YOUR INSTRUCTIONS
Determine how many lines in the records that follow hold the string "this". Only that number should be returned.

THE RECORDS
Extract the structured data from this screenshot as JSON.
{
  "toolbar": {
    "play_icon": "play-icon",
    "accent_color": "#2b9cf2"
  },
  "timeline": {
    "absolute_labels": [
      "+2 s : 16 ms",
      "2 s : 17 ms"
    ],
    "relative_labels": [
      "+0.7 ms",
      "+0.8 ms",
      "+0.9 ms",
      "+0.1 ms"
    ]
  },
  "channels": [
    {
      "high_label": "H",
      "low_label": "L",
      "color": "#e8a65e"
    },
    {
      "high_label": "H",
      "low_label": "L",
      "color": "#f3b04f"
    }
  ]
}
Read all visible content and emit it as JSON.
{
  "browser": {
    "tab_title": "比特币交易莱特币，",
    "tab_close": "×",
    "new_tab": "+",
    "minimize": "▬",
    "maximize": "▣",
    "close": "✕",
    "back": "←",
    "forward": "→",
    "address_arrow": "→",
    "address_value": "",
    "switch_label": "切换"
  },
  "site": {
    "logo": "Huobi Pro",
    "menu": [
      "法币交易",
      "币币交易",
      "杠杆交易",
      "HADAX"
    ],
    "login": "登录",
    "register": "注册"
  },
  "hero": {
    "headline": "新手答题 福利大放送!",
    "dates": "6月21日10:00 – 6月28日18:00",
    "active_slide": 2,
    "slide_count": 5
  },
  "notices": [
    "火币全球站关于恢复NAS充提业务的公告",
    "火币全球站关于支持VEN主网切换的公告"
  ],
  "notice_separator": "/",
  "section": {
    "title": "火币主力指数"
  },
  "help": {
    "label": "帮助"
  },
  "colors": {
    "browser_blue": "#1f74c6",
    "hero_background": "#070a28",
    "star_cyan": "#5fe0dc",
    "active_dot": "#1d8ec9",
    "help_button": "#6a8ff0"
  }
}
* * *
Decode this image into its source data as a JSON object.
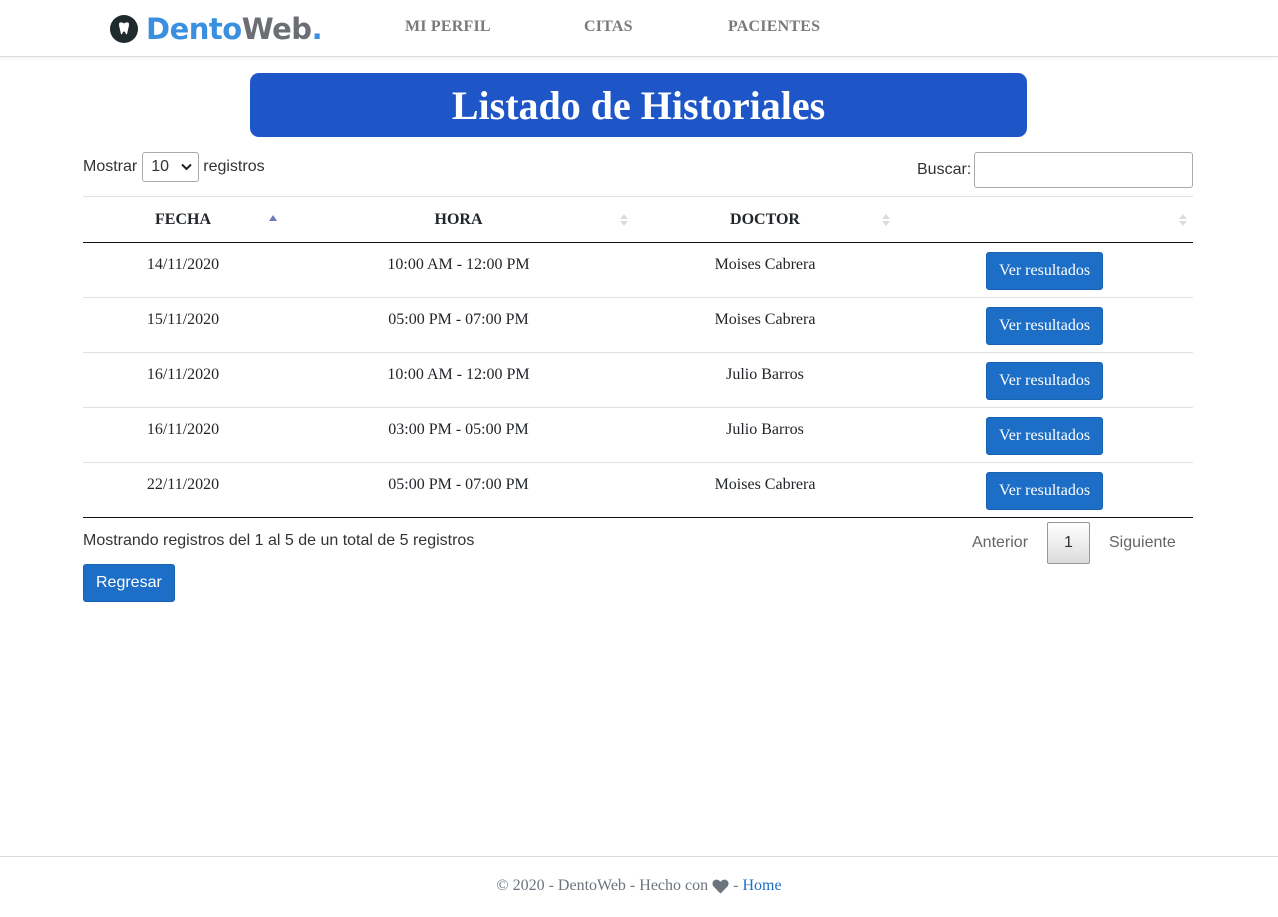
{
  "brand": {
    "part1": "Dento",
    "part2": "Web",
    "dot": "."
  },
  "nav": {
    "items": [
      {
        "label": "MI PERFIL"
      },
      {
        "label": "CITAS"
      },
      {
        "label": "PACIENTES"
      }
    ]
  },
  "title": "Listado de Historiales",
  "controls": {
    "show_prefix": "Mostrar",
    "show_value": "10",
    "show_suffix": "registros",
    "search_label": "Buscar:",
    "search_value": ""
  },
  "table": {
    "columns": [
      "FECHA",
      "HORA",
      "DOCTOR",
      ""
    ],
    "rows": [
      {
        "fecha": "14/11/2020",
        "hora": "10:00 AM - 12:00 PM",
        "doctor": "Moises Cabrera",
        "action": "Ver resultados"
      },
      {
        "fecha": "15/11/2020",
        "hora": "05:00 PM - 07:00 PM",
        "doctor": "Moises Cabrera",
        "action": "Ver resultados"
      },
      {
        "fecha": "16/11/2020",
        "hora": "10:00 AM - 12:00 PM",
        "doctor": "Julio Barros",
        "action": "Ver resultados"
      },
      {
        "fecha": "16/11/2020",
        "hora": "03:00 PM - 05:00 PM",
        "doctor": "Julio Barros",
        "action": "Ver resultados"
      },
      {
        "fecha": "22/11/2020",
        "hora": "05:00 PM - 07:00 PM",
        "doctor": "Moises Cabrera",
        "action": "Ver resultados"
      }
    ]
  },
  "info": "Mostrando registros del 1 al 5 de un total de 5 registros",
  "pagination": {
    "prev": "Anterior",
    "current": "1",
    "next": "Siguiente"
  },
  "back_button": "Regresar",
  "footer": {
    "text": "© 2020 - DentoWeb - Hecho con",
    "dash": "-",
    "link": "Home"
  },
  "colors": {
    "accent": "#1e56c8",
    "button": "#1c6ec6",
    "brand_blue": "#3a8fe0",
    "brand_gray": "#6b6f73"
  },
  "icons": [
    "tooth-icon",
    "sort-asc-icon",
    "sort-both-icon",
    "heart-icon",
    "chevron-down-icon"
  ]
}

SOLUTION TO THE PROBLEM
2